▸ Instructions to follow
Copy every record below exactly, leaving out any pictures.

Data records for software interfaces
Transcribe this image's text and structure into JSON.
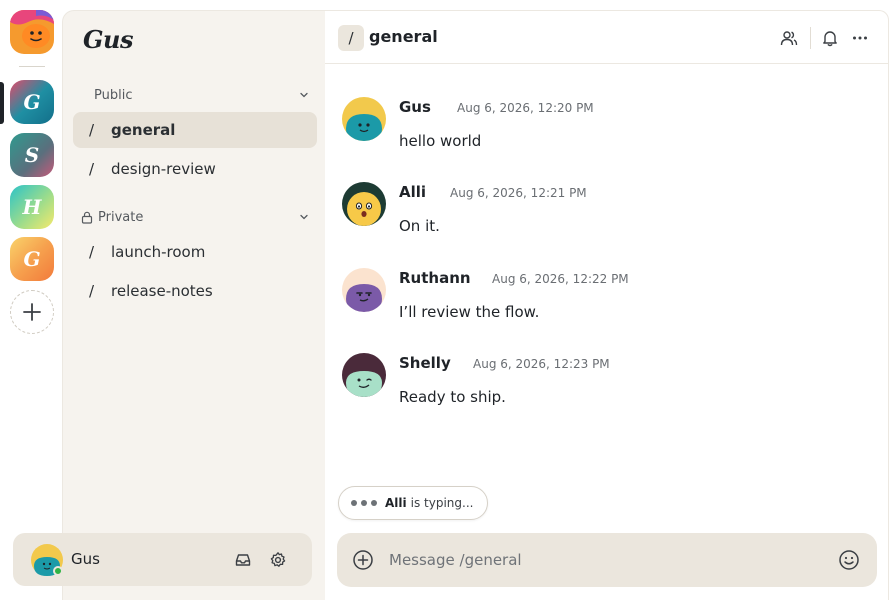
{
  "workspace": {
    "name": "Gus"
  },
  "servers": [
    {
      "letter": "",
      "icon": "gus-logo"
    },
    {
      "letter": "G",
      "active": true
    },
    {
      "letter": "S"
    },
    {
      "letter": "H"
    },
    {
      "letter": "G"
    }
  ],
  "sidebar": {
    "sections": [
      {
        "label": "Public",
        "channels": [
          {
            "name": "general",
            "active": true
          },
          {
            "name": "design-review"
          }
        ]
      },
      {
        "label": "Private",
        "channels": [
          {
            "name": "launch-room"
          },
          {
            "name": "release-notes"
          }
        ]
      }
    ],
    "slash": "/"
  },
  "user": {
    "name": "Gus",
    "status": "online"
  },
  "header": {
    "slash": "/",
    "channel": "general"
  },
  "messages": [
    {
      "author": "Gus",
      "time": "Aug 6, 2026, 12:20 PM",
      "text": "hello world"
    },
    {
      "author": "Alli",
      "time": "Aug 6, 2026, 12:21 PM",
      "text": "On it."
    },
    {
      "author": "Ruthann",
      "time": "Aug 6, 2026, 12:22 PM",
      "text": "I’ll review the flow."
    },
    {
      "author": "Shelly",
      "time": "Aug 6, 2026, 12:23 PM",
      "text": "Ready to ship."
    }
  ],
  "typing": {
    "name": "Alli",
    "text": "is typing..."
  },
  "composer": {
    "placeholder": "Message /general"
  },
  "colors": {
    "sidebar_bg": "#f6f3ee",
    "active_channel": "#e7e1d7",
    "composer_bg": "#ebe6dd",
    "online": "#2fb344"
  }
}
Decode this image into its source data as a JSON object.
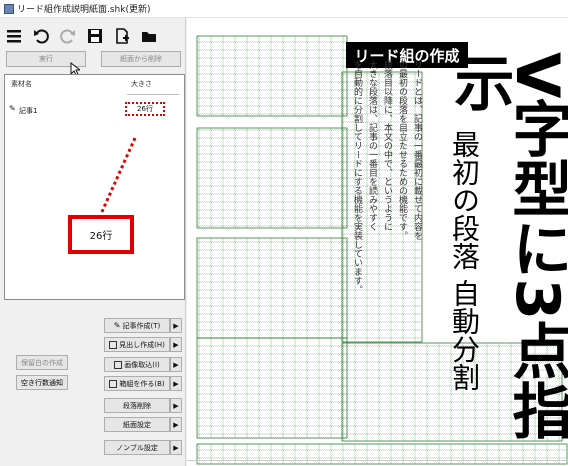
{
  "window": {
    "title": "リード組作成説明紙面.shk(更新)"
  },
  "toolbar": {
    "icons": [
      "menu-icon",
      "undo-icon",
      "redo-icon",
      "save-icon",
      "new-file-icon",
      "folder-icon"
    ]
  },
  "left_panel": {
    "execute_label": "実行",
    "delete_from_page_label": "紙面から削除",
    "material_list": {
      "header_name": "素材名",
      "header_size": "大きさ",
      "items": [
        {
          "name": "記事1",
          "size": "26行"
        }
      ]
    },
    "callout_value": "26行",
    "side_buttons": {
      "delete_blank": "保留白の作成",
      "notify_blank": "空き行数通知"
    },
    "right_buttons": [
      "記事作成(T)",
      "見出し作成(H)",
      "画像取込(I)",
      "箱組を作る(B)",
      "段落削除",
      "紙面設定",
      "ノンブル設定"
    ]
  },
  "page": {
    "pill_title": "リード組の作成",
    "big_title": "V字型に3点指示",
    "subtitle": "最初の段落 自動分割",
    "body_columns": [
      "リードとは、記事の一番最初に載せて内容を",
      "の最初の段落を目立たせるための機能です。",
      "段落目以降に、本文の中で、というように",
      "大きな段落は、記事の一番目を読みやすく",
      "を自動的に分割してリードにする機能を実装しています。"
    ]
  }
}
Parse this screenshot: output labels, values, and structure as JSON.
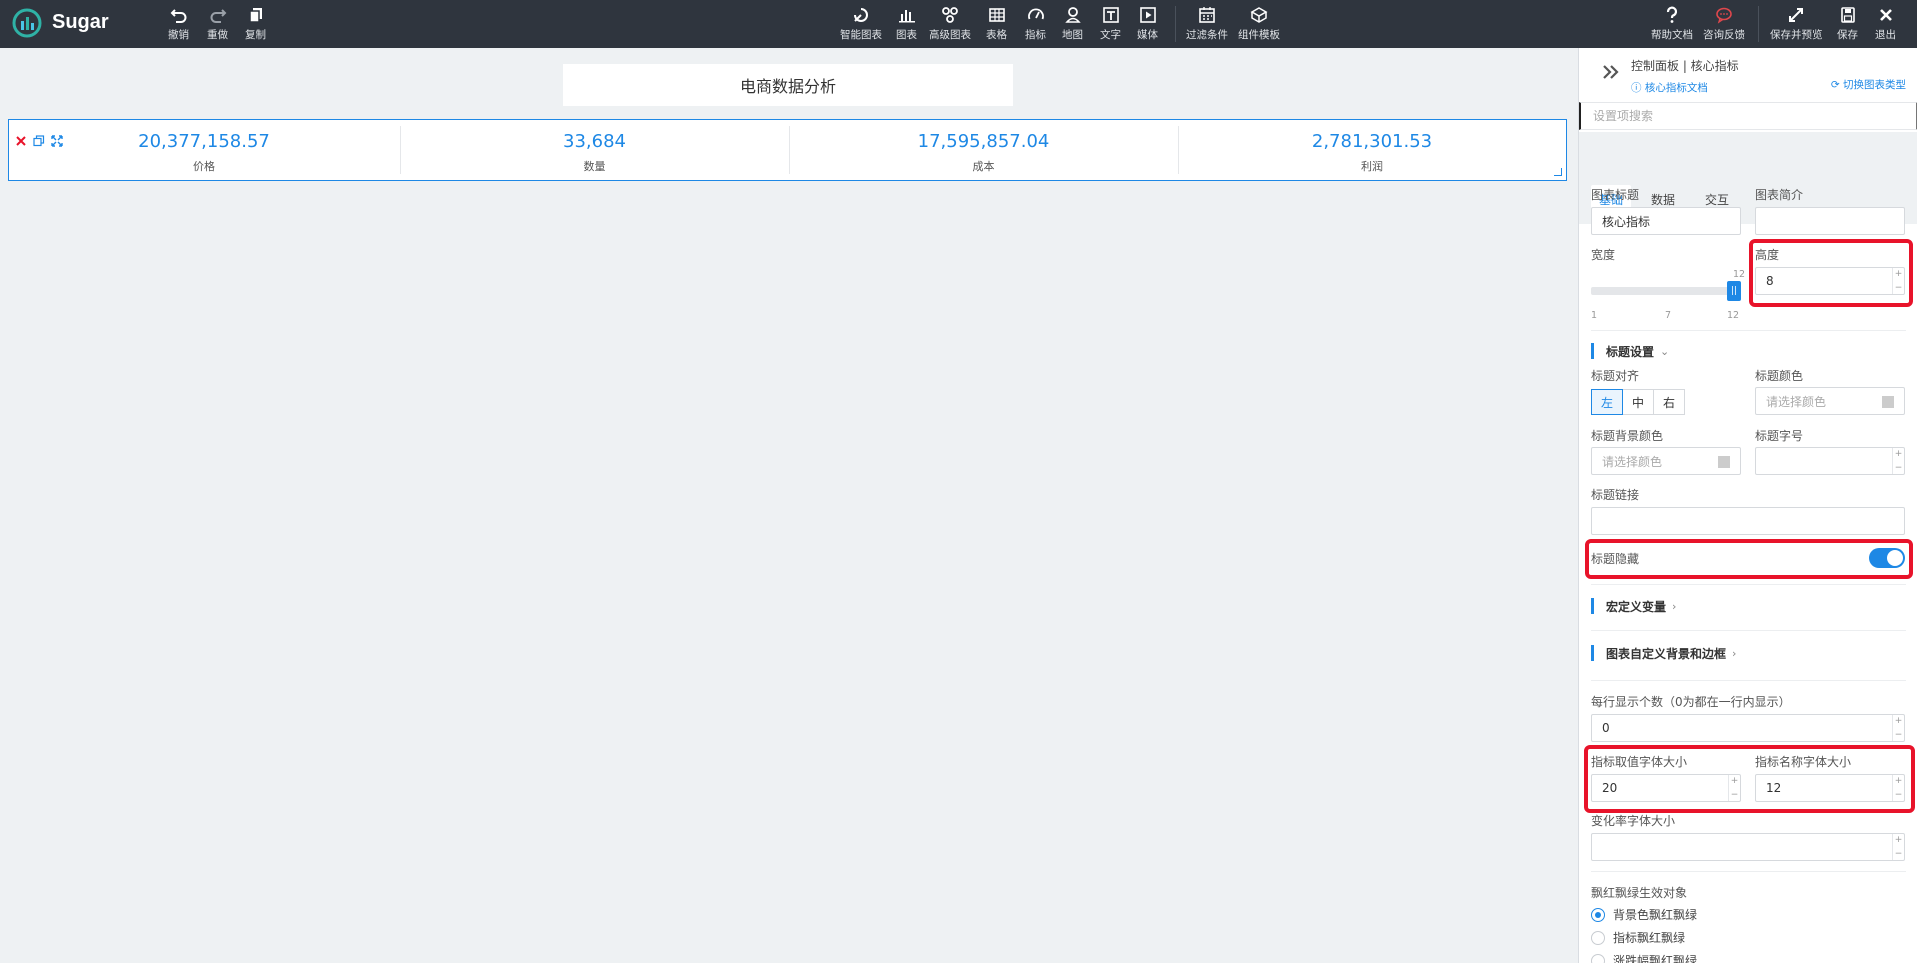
{
  "app": {
    "name": "Sugar"
  },
  "toolbar": {
    "undo": "撤销",
    "redo": "重做",
    "copy": "复制",
    "smart_chart": "智能图表",
    "chart": "图表",
    "advanced_chart": "高级图表",
    "table": "表格",
    "indicator": "指标",
    "map": "地图",
    "text": "文字",
    "media": "媒体",
    "filter": "过滤条件",
    "component_template": "组件模板",
    "help_docs": "帮助文档",
    "feedback": "咨询反馈",
    "save_preview": "保存并预览",
    "save": "保存",
    "exit": "退出"
  },
  "colors": {
    "accent": "#1e88e5",
    "toolbar_bg": "#2f353e",
    "highlight": "#e8132a",
    "feedback_icon": "#e0474c"
  },
  "report": {
    "title": "电商数据分析"
  },
  "kpis": [
    {
      "value": "20,377,158.57",
      "name": "价格"
    },
    {
      "value": "33,684",
      "name": "数量"
    },
    {
      "value": "17,595,857.04",
      "name": "成本"
    },
    {
      "value": "2,781,301.53",
      "name": "利润"
    }
  ],
  "panel": {
    "title": "控制面板 | 核心指标",
    "doc_link": "核心指标文档",
    "switch_type": "切换图表类型",
    "search_placeholder": "设置项搜索",
    "tabs": [
      "基础",
      "数据",
      "交互"
    ],
    "chart_title_label": "图表标题",
    "chart_title_value": "核心指标",
    "chart_desc_label": "图表简介",
    "chart_desc_value": "",
    "width_label": "宽度",
    "width_slider": {
      "min": "1",
      "mid": "7",
      "max": "12",
      "value": "12"
    },
    "height_label": "高度",
    "height_value": "8",
    "title_settings": "标题设置",
    "title_align_label": "标题对齐",
    "align_options": [
      "左",
      "中",
      "右"
    ],
    "title_color_label": "标题颜色",
    "color_placeholder": "请选择颜色",
    "title_bg_color_label": "标题背景颜色",
    "title_font_size_label": "标题字号",
    "title_link_label": "标题链接",
    "title_hidden_label": "标题隐藏",
    "title_hidden": true,
    "macro_vars": "宏定义变量",
    "custom_bg_border": "图表自定义背景和边框",
    "per_row_label": "每行显示个数（0为都在一行内显示）",
    "per_row_value": "0",
    "value_font_size_label": "指标取值字体大小",
    "value_font_size": "20",
    "name_font_size_label": "指标名称字体大小",
    "name_font_size": "12",
    "change_rate_font_label": "变化率字体大小",
    "red_green_label": "飘红飘绿生效对象",
    "red_green_options": [
      "背景色飘红飘绿",
      "指标飘红飘绿",
      "涨跌幅飘红飘绿"
    ]
  }
}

▸ Output of the task
Transcribe this image's text and structure into JSON.
{
  "workspace": {
    "name": "Gus"
  },
  "servers": [
    {
      "letter": "",
      "icon": "gus-logo"
    },
    {
      "letter": "G",
      "active": true
    },
    {
      "letter": "S"
    },
    {
      "letter": "H"
    },
    {
      "letter": "G"
    }
  ],
  "sidebar": {
    "sections": [
      {
        "label": "Public",
        "channels": [
          {
            "name": "general",
            "active": true
          },
          {
            "name": "design-review"
          }
        ]
      },
      {
        "label": "Private",
        "channels": [
          {
            "name": "launch-room"
          },
          {
            "name": "release-notes"
          }
        ]
      }
    ],
    "slash": "/"
  },
  "user": {
    "name": "Gus",
    "status": "online"
  },
  "header": {
    "slash": "/",
    "channel": "general"
  },
  "messages": [
    {
      "author": "Gus",
      "time": "Aug 6, 2026, 12:20 PM",
      "text": "hello world"
    },
    {
      "author": "Alli",
      "time": "Aug 6, 2026, 12:21 PM",
      "text": "On it."
    },
    {
      "author": "Ruthann",
      "time": "Aug 6, 2026, 12:22 PM",
      "text": "I’ll review the flow."
    },
    {
      "author": "Shelly",
      "time": "Aug 6, 2026, 12:23 PM",
      "text": "Ready to ship."
    }
  ],
  "typing": {
    "name": "Alli",
    "text": "is typing..."
  },
  "composer": {
    "placeholder": "Message /general"
  },
  "colors": {
    "sidebar_bg": "#f6f3ee",
    "active_channel": "#e7e1d7",
    "composer_bg": "#ebe6dd",
    "online": "#2fb344"
  }
}
Decode this image into its source data as a JSON object.
{
  "window": {
    "title": "リード組作成説明紙面.shk(更新)"
  },
  "toolbar": {
    "icons": [
      "menu-icon",
      "undo-icon",
      "redo-icon",
      "save-icon",
      "new-file-icon",
      "folder-icon"
    ]
  },
  "left_panel": {
    "execute_label": "実行",
    "delete_from_page_label": "紙面から削除",
    "material_list": {
      "header_name": "素材名",
      "header_size": "大きさ",
      "items": [
        {
          "name": "記事1",
          "size": "26行"
        }
      ]
    },
    "callout_value": "26行",
    "side_buttons": {
      "delete_blank": "保留白の作成",
      "notify_blank": "空き行数通知"
    },
    "right_buttons": [
      "記事作成(T)",
      "見出し作成(H)",
      "画像取込(I)",
      "箱組を作る(B)",
      "段落削除",
      "紙面設定",
      "ノンブル設定"
    ]
  },
  "page": {
    "pill_title": "リード組の作成",
    "big_title": "V字型に3点指示",
    "subtitle": "最初の段落 自動分割",
    "body_columns": [
      "リードとは、記事の一番最初に載せて内容を",
      "の最初の段落を目立たせるための機能です。",
      "段落目以降に、本文の中で、というように",
      "大きな段落は、記事の一番目を読みやすく",
      "を自動的に分割してリードにする機能を実装しています。"
    ]
  }
}
Parse this screenshot: output labels, values, and structure as JSON.
{
  "app": {
    "name": "Sugar"
  },
  "toolbar": {
    "undo": "撤销",
    "redo": "重做",
    "copy": "复制",
    "smart_chart": "智能图表",
    "chart": "图表",
    "advanced_chart": "高级图表",
    "table": "表格",
    "indicator": "指标",
    "map": "地图",
    "text": "文字",
    "media": "媒体",
    "filter": "过滤条件",
    "component_template": "组件模板",
    "help_docs": "帮助文档",
    "feedback": "咨询反馈",
    "save_preview": "保存并预览",
    "save": "保存",
    "exit": "退出"
  },
  "colors": {
    "accent": "#1e88e5",
    "toolbar_bg": "#2f353e",
    "highlight": "#e8132a",
    "feedback_icon": "#e0474c"
  },
  "report": {
    "title": "电商数据分析"
  },
  "kpis": [
    {
      "value": "20,377,158.57",
      "name": "价格"
    },
    {
      "value": "33,684",
      "name": "数量"
    },
    {
      "value": "17,595,857.04",
      "name": "成本"
    },
    {
      "value": "2,781,301.53",
      "name": "利润"
    }
  ],
  "panel": {
    "title": "控制面板 | 核心指标",
    "doc_link": "核心指标文档",
    "switch_type": "切换图表类型",
    "search_placeholder": "设置项搜索",
    "tabs": [
      "基础",
      "数据",
      "交互"
    ],
    "chart_title_label": "图表标题",
    "chart_title_value": "核心指标",
    "chart_desc_label": "图表简介",
    "chart_desc_value": "",
    "width_label": "宽度",
    "width_slider": {
      "min": "1",
      "mid": "7",
      "max": "12",
      "value": "12"
    },
    "height_label": "高度",
    "height_value": "8",
    "title_settings": "标题设置",
    "title_align_label": "标题对齐",
    "align_options": [
      "左",
      "中",
      "右"
    ],
    "title_color_label": "标题颜色",
    "color_placeholder": "请选择颜色",
    "title_bg_color_label": "标题背景颜色",
    "title_font_size_label": "标题字号",
    "title_link_label": "标题链接",
    "title_hidden_label": "标题隐藏",
    "title_hidden": true,
    "macro_vars": "宏定义变量",
    "custom_bg_border": "图表自定义背景和边框",
    "per_row_label": "每行显示个数（0为都在一行内显示）",
    "per_row_value": "0",
    "value_font_size_label": "指标取值字体大小",
    "value_font_size": "20",
    "name_font_size_label": "指标名称字体大小",
    "name_font_size": "12",
    "change_rate_font_label": "变化率字体大小",
    "red_green_label": "飘红飘绿生效对象",
    "red_green_options": [
      "背景色飘红飘绿",
      "指标飘红飘绿",
      "涨跌幅飘红飘绿"
    ]
  }
}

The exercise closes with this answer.